### Prompt:
Lines below containing the word "content" should be copied out.

### Stored data:
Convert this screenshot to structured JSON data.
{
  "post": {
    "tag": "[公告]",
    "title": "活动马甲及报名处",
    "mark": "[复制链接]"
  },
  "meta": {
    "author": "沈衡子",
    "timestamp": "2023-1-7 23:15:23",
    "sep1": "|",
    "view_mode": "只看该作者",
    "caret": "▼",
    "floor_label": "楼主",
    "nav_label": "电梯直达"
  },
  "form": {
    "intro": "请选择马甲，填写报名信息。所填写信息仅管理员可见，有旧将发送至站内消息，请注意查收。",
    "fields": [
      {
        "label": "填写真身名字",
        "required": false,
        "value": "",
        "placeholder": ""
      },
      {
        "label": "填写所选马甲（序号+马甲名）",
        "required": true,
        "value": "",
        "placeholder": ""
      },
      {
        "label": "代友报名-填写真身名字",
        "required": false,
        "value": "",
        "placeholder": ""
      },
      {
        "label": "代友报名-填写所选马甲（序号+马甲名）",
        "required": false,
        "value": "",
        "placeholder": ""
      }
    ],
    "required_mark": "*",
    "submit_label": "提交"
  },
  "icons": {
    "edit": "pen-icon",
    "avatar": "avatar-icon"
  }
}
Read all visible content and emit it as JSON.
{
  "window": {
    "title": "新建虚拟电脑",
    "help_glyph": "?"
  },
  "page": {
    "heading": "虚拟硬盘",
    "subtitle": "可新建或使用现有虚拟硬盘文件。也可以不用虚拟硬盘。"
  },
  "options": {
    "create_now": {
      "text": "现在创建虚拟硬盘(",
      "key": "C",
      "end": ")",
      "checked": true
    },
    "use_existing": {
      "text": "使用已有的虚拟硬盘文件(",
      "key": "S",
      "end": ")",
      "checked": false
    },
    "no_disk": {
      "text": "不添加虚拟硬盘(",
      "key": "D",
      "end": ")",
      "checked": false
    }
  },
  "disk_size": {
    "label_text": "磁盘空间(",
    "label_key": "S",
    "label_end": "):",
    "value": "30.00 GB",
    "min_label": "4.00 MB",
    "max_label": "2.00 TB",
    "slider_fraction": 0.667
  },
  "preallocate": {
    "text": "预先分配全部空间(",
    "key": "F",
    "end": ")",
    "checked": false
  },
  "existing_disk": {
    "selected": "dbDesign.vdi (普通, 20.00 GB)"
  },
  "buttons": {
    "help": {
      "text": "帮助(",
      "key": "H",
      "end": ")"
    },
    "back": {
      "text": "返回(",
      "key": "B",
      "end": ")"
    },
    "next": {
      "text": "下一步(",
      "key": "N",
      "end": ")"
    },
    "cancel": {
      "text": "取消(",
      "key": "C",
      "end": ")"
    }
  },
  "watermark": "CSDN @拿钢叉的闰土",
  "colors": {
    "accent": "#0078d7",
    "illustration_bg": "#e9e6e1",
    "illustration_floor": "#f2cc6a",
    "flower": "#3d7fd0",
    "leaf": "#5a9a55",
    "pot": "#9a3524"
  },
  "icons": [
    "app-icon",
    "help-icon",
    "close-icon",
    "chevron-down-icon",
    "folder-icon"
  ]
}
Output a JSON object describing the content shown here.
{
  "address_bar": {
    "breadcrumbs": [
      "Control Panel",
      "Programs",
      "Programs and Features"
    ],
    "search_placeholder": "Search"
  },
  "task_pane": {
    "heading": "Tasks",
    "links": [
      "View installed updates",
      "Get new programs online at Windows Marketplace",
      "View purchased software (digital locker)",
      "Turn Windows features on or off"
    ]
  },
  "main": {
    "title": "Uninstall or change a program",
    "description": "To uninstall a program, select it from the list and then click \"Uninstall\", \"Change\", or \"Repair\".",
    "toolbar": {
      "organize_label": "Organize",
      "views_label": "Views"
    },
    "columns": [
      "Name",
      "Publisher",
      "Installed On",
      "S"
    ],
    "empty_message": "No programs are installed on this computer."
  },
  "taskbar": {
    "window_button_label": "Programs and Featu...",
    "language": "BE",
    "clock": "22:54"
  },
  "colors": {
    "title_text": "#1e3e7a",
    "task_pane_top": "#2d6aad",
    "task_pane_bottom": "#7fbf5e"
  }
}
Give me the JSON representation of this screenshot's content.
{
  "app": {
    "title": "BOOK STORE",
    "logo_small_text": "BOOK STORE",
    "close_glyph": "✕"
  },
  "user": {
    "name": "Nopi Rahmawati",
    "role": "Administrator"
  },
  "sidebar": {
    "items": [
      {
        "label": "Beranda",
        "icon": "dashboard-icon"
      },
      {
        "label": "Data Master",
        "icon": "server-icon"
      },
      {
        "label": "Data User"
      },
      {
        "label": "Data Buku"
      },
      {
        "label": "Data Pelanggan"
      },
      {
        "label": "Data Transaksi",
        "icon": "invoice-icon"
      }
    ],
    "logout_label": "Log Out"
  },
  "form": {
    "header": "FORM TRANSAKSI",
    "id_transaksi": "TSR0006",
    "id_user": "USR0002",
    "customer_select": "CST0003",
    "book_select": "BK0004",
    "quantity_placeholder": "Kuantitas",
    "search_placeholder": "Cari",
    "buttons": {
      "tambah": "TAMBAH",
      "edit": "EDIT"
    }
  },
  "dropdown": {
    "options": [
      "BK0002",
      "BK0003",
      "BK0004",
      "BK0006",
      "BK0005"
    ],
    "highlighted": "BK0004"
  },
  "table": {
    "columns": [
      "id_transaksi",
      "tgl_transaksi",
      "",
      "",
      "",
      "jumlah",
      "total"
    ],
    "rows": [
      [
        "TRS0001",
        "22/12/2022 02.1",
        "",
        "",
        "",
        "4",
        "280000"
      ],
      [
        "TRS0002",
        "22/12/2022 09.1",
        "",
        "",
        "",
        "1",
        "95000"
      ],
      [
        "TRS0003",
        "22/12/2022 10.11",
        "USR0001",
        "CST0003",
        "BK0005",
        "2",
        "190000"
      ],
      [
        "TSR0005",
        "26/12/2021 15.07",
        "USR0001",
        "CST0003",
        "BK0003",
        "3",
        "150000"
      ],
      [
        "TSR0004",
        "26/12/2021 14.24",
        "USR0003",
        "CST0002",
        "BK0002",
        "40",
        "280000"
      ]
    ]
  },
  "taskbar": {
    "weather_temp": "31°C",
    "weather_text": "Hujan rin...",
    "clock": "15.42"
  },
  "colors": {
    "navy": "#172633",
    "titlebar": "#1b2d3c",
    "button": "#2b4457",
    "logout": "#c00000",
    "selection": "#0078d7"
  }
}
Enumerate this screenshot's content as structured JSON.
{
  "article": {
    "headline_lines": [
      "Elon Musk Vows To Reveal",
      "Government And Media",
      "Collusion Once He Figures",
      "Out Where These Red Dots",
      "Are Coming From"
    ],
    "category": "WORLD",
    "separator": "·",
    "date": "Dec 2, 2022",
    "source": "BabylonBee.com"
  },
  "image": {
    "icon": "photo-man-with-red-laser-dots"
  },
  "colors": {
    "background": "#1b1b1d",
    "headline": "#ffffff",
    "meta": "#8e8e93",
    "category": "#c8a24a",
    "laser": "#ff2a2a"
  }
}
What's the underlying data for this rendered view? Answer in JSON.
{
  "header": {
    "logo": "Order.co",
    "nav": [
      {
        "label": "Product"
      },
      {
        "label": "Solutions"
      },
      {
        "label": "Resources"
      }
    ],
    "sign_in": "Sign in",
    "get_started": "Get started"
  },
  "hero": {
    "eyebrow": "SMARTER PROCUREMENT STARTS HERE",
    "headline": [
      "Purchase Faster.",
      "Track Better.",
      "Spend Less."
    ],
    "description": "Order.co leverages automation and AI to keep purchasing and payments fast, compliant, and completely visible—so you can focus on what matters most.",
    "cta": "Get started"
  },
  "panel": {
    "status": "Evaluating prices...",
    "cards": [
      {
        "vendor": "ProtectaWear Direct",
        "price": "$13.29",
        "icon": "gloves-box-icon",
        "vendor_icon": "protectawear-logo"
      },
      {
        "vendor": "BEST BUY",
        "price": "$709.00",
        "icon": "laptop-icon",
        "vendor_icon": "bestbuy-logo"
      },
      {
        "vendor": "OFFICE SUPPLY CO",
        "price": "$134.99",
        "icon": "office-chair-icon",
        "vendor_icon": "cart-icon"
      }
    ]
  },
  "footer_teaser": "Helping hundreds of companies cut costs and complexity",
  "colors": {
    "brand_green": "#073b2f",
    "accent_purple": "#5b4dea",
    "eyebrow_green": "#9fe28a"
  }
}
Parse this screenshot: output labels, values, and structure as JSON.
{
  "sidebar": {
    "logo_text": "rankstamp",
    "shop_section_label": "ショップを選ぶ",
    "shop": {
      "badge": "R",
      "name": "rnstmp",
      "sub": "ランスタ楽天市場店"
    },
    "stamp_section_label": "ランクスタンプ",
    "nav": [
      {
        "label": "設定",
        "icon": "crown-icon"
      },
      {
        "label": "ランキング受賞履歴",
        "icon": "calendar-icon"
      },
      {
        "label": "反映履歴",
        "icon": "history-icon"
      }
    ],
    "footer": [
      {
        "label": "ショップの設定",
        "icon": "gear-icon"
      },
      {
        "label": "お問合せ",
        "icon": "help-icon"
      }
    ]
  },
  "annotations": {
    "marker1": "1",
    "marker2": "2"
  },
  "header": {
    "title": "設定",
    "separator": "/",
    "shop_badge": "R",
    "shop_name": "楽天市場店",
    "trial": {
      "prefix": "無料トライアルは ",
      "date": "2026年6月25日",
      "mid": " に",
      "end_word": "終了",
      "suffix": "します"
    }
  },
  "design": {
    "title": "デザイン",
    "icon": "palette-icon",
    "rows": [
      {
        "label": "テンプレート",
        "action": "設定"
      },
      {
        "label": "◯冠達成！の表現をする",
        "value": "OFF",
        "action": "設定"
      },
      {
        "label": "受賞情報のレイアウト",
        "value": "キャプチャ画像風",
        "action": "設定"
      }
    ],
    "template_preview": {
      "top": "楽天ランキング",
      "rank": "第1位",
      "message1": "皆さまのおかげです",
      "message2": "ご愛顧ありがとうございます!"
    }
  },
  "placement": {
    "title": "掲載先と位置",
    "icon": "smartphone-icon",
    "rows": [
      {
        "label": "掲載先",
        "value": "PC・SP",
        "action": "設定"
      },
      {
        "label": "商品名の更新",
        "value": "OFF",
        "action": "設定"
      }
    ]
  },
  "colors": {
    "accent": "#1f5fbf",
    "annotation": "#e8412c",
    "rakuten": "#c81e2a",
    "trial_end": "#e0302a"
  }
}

### Solution:
Read all visible content and emit it as JSON.
Output a JSON object describing the content shown here.
Give me the JSON representation of this screenshot's content.
Enumerate this screenshot's content as structured JSON.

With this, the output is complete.